His lyricism immediately unfurls and offers the pleasure of entering his experience as he travels the globe almost weekly to inspire and teach. And now and again, his persona emerges with insights and sometimes, somber reflections. On page 1:

An ancient rockfish in water
Makes my life seem so finite
She quietly dispels my illusion of immortality
Don’t envy her longevity
Living too long can be a curse
Soon
Mother sea will hold my ashes with others.

Verses of direct teaching, reminiscent of the classics, are coupled with existential questions:

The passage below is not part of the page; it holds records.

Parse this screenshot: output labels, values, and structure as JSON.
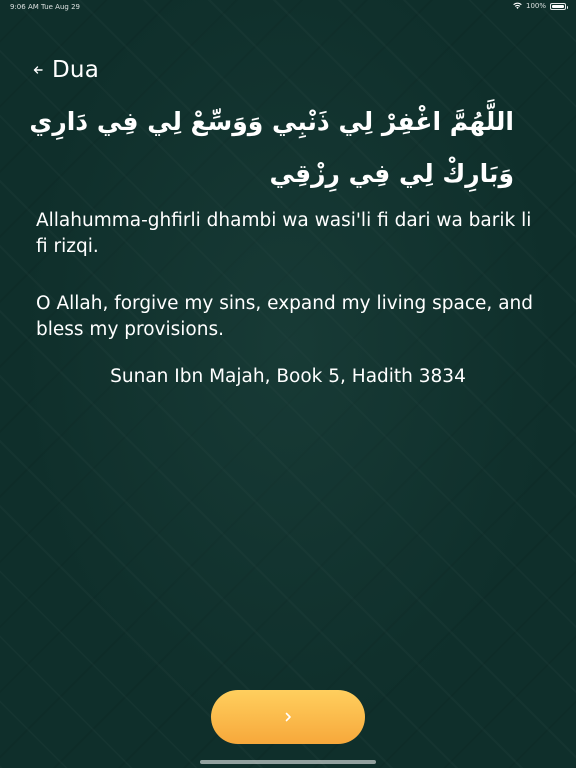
{
  "status_bar": {
    "time_date": "9:06 AM   Tue Aug 29",
    "battery": "100%",
    "battery_level": 1.0
  },
  "header": {
    "title": "Dua",
    "back_icon": "arrow-left-icon"
  },
  "dua": {
    "arabic": "اللَّهُمَّ اغْفِرْ لِي ذَنْبِي وَوَسِّعْ لِي فِي دَارِي وَبَارِكْ لِي فِي رِزْقِي",
    "transliteration": "Allahumma-ghfirli dhambi wa wasi'li fi dari wa barik li fi rizqi.",
    "translation": "O Allah, forgive my sins, expand my living space, and bless my provisions.",
    "reference": "Sunan Ibn Majah, Book 5, Hadith 3834"
  },
  "next_button": {
    "icon": "chevron-right-icon"
  },
  "colors": {
    "background": "#0f2f2b",
    "button_top": "#ffcf5e",
    "button_bottom": "#f7a83b",
    "text": "#ffffff"
  }
}
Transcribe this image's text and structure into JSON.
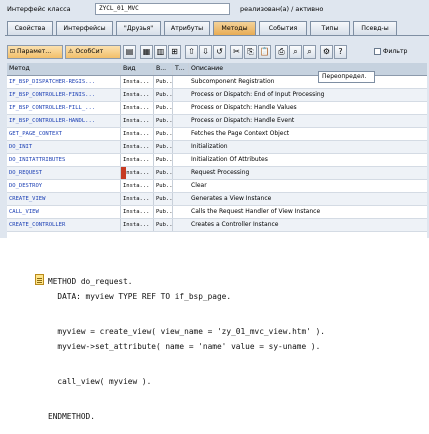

The spiritual path is long and winding
With countless delusions and illusions
And now and then a little insight.
Why is it so easy to descend instead of ascend?
To sleep instead of to wake?
To be bound instead of to be free?
To be frozen instead of to melt?
To whom should we complain,
“This is not a fair game!”?

Dancing with Nature’s Wrath, inspired by the devastating fire at Anam’s new retreat center, Sweetwater Sanctuary, is a favorite poem that attunes me with the power of nonconceptual awareness:

Is this good or bad?
Let’s try not to find an easy answer for everything.
Let’s stay with the not knowing.
Many found true freedom
by surrendering to the not knowing.
This is indeed an ancient secret that liberated
Thousands of hearts.

And, for a bone-chilling reminder of my biggest fear on the spiritual path, from Hymn to the Ineffable Canyon De Chelly:

All these wonders are the expressions of the ineffable.
The ineffable is hard to understand.
The skeptics beg for proof,
The agnostics are too chicken to surrender,
The religious ones only make love with
dead concepts.

The Last Koan (also the last poem) offers a closure as an opening, drawing on Dzogchen’s intellectual tradition of all that is within the buddha nature:

You have never been born.
You are here all along.
You are here to see your own wonder.
Now
You can rest from searching for eternity
Somewhere else.

Please join me in welcoming Big Sky and thanking Anam Rinpoche for his loving service to us in these dark times.

Your comments are most welcome and will be passed to Rinpoche. Thank you.

 

Anam Thubten is the founder and spiritual advisor of Dharmata Foundation, teaching widely in the U.S. and abroad. His teachings bring together the essential wisdom of Buddhism and his personal experience on the spiritual path, inspiring students to embrace their lives and their practice fully. www.dharmata.org